*TASK DETAILS:*
From the listing below, copy out every line where the word "Wind" appears.

• • • • •

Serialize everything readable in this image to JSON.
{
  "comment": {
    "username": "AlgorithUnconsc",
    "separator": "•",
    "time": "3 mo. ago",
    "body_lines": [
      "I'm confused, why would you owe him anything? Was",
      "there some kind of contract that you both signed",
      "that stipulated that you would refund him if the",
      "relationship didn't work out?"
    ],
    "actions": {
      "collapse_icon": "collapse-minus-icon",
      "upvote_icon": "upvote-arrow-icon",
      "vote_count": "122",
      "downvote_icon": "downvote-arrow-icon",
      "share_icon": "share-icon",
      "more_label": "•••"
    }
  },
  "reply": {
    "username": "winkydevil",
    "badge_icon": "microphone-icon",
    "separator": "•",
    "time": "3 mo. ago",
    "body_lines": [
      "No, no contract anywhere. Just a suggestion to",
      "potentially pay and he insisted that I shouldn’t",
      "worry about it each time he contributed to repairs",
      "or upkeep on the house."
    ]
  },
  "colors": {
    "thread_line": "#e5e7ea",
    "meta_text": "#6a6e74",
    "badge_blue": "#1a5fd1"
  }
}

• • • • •

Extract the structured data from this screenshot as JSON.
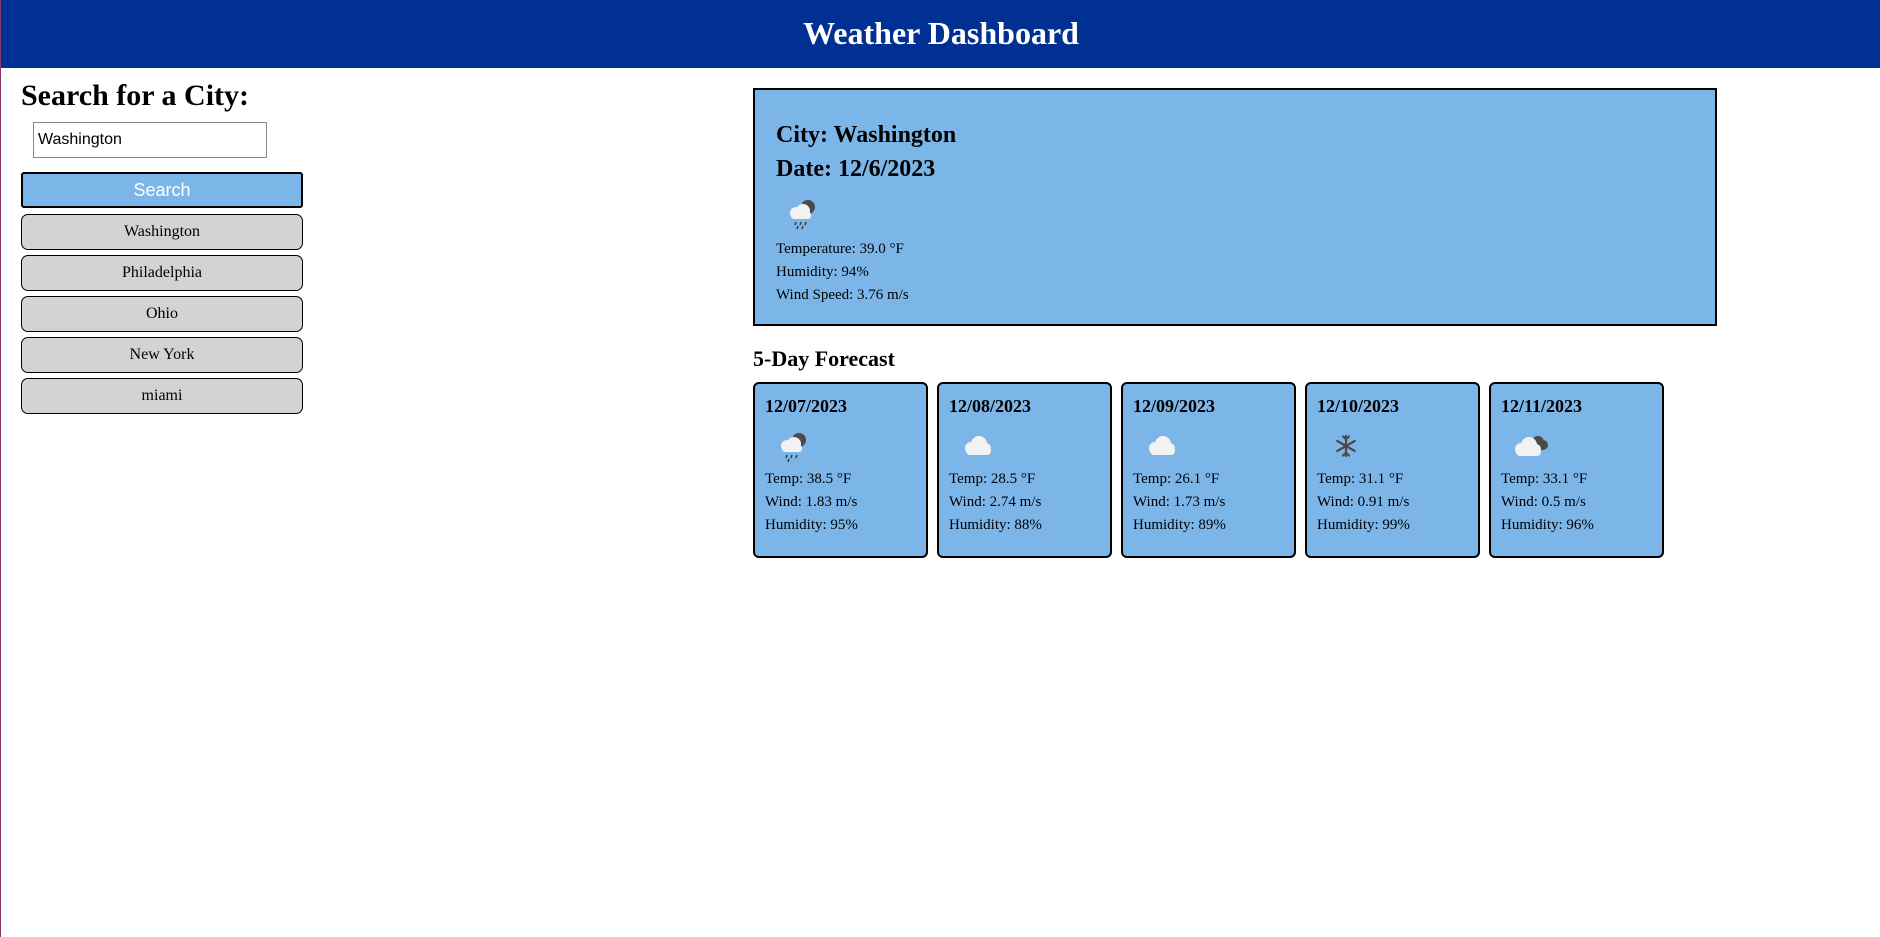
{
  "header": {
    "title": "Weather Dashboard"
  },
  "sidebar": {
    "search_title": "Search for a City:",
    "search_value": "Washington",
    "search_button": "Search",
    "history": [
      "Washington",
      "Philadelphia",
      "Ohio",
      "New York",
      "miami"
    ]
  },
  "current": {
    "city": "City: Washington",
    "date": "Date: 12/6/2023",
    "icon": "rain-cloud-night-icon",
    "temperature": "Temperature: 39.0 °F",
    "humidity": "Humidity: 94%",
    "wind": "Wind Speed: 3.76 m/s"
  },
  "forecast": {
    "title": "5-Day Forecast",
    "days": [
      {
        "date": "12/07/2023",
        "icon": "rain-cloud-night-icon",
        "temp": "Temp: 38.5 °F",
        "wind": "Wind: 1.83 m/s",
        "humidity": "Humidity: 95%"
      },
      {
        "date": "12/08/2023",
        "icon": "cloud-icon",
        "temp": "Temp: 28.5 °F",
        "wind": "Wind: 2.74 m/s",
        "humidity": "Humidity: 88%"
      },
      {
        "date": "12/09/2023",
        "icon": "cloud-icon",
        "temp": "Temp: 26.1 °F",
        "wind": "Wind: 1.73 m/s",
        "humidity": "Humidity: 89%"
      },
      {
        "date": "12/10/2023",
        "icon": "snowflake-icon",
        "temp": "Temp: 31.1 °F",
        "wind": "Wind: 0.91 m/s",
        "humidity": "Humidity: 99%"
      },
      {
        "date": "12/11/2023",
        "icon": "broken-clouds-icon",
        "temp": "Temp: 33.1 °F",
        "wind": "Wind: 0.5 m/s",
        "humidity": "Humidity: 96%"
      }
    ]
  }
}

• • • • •

*RESPONSE:*
    "wind": "Wind Speed: 3.76 m/s"
        "wind": "Wind: 1.83 m/s",
        "wind": "Wind: 2.74 m/s",
        "wind": "Wind: 1.73 m/s",
        "wind": "Wind: 0.91 m/s",
        "wind": "Wind: 0.5 m/s",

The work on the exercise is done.